Top of SUPPLIED INFORMATION
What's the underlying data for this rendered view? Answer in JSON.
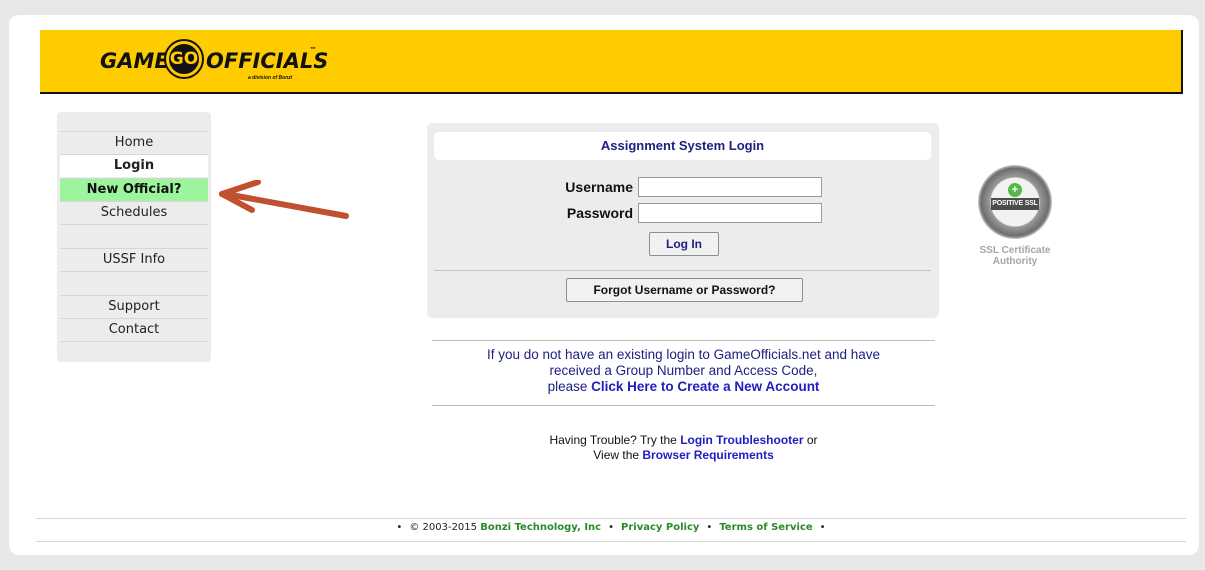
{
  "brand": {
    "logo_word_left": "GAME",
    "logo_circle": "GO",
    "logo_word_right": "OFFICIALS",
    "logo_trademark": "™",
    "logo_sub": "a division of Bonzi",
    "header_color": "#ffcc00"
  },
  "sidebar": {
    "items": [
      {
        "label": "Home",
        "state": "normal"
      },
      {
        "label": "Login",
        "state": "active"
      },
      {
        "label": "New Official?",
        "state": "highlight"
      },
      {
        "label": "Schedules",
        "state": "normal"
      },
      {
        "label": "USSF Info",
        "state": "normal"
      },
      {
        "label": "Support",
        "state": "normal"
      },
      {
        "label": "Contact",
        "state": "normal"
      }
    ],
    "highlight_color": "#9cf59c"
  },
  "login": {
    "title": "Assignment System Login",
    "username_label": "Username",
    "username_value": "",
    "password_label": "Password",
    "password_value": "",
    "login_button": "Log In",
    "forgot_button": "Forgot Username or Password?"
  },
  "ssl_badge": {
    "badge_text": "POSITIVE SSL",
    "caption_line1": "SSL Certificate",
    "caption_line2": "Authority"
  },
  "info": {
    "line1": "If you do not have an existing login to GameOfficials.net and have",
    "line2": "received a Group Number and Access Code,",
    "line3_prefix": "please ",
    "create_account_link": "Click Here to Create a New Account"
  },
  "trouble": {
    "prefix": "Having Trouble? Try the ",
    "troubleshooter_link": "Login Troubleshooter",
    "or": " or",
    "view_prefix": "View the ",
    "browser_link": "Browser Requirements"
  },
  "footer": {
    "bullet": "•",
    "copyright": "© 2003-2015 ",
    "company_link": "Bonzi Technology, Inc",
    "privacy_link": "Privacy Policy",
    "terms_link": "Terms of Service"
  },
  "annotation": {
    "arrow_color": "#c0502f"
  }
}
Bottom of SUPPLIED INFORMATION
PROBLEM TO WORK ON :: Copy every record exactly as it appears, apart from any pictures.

SOLVED PROBLEM ::
What's the underlying data for this rendered view? Answer in JSON.
{
  "brand": {
    "logo_word_left": "GAME",
    "logo_circle": "GO",
    "logo_word_right": "OFFICIALS",
    "logo_trademark": "™",
    "logo_sub": "a division of Bonzi",
    "header_color": "#ffcc00"
  },
  "sidebar": {
    "items": [
      {
        "label": "Home",
        "state": "normal"
      },
      {
        "label": "Login",
        "state": "active"
      },
      {
        "label": "New Official?",
        "state": "highlight"
      },
      {
        "label": "Schedules",
        "state": "normal"
      },
      {
        "label": "USSF Info",
        "state": "normal"
      },
      {
        "label": "Support",
        "state": "normal"
      },
      {
        "label": "Contact",
        "state": "normal"
      }
    ],
    "highlight_color": "#9cf59c"
  },
  "login": {
    "title": "Assignment System Login",
    "username_label": "Username",
    "username_value": "",
    "password_label": "Password",
    "password_value": "",
    "login_button": "Log In",
    "forgot_button": "Forgot Username or Password?"
  },
  "ssl_badge": {
    "badge_text": "POSITIVE SSL",
    "caption_line1": "SSL Certificate",
    "caption_line2": "Authority"
  },
  "info": {
    "line1": "If you do not have an existing login to GameOfficials.net and have",
    "line2": "received a Group Number and Access Code,",
    "line3_prefix": "please ",
    "create_account_link": "Click Here to Create a New Account"
  },
  "trouble": {
    "prefix": "Having Trouble? Try the ",
    "troubleshooter_link": "Login Troubleshooter",
    "or": " or",
    "view_prefix": "View the ",
    "browser_link": "Browser Requirements"
  },
  "footer": {
    "bullet": "•",
    "copyright": "© 2003-2015 ",
    "company_link": "Bonzi Technology, Inc",
    "privacy_link": "Privacy Policy",
    "terms_link": "Terms of Service"
  },
  "annotation": {
    "arrow_color": "#c0502f"
  }
}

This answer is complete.